Excitement has been building as the fourteenth Worldwide Candle Lighting December 12, 2010 approaches. The Compassionate Friends Worldwide Candle Lighting unites family and friends around the globe in lighting candles for one hour to honor and remember children who have died at any age from any cause. As candles are lit at 7 p.m. local time, creating a virtual wave of light, hundreds of thousands of persons commemorate and honor the memory of children in a way that transcends all ethnic, cultural, religious, and political boundaries. Learn more about how to get involved at The Compassionate Friends.

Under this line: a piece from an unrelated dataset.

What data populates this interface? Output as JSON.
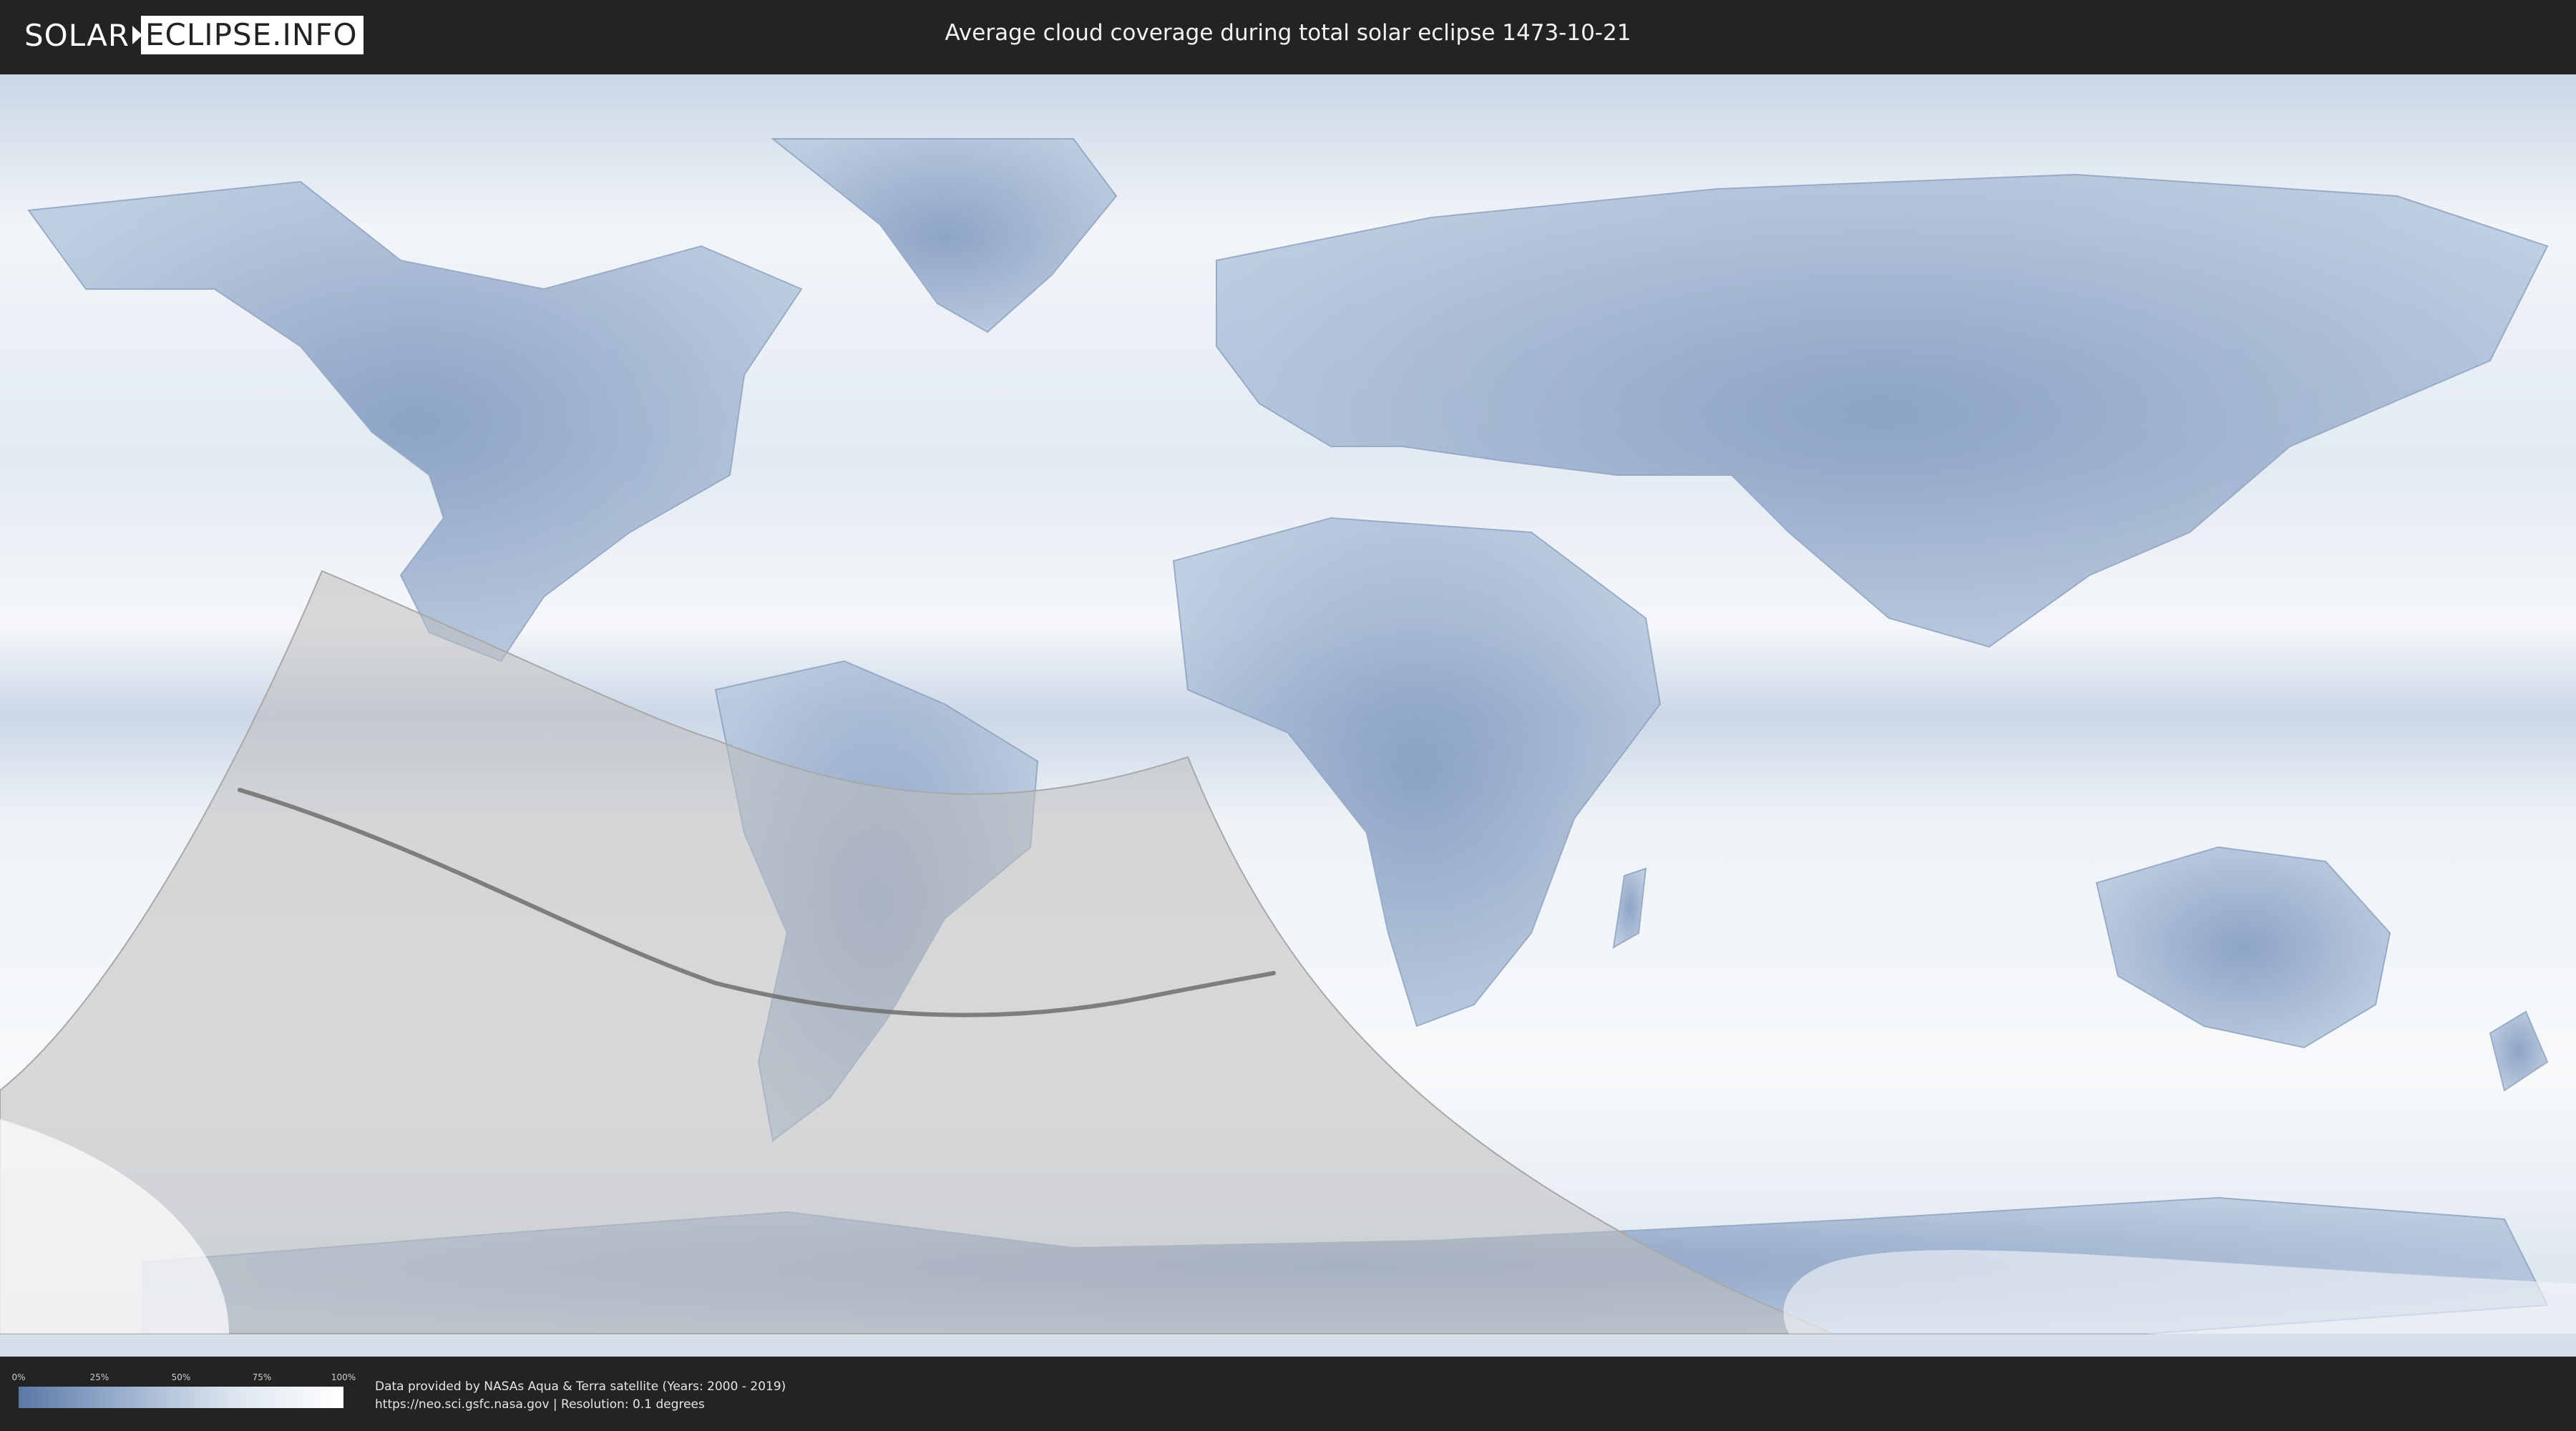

A vital piece of the mission of Keep Kids Alive Drive 25 is support of families who have experienced the death of a loved one due to a traffic incident. Visit our on-line memory wall at "Run to Remember." Should you know of a loved one you would like to add to our memory wall and include in our 2011 "Run to Remember", please e-mail
Our family looks forward to joining yours in the Worldwide Candle Lighting this coming Sunday, December 12th.
Lives Will Be Saved!
Big News from Our Friends at Kids and Cars – see No More Backing Blind

“Don’t let the 2 minutes you ‘save’ be the last 2 minutes of someone’s life.” David Townsend (Tia’s dad)

In safety,
Tom Everson
Keep Kids Alive Drive 25 - A Non-Profit "For Action" Organization 501(c)(3)
That children may live, remember to make your year-end tax-deductible donation today at Donate to Keep Kids Alive. Checks are also accepted. Please send to:
Keep Kids Alive Drive 25
12418 C Street
Omaha, NE 68144
Your generous giving keeps kids living.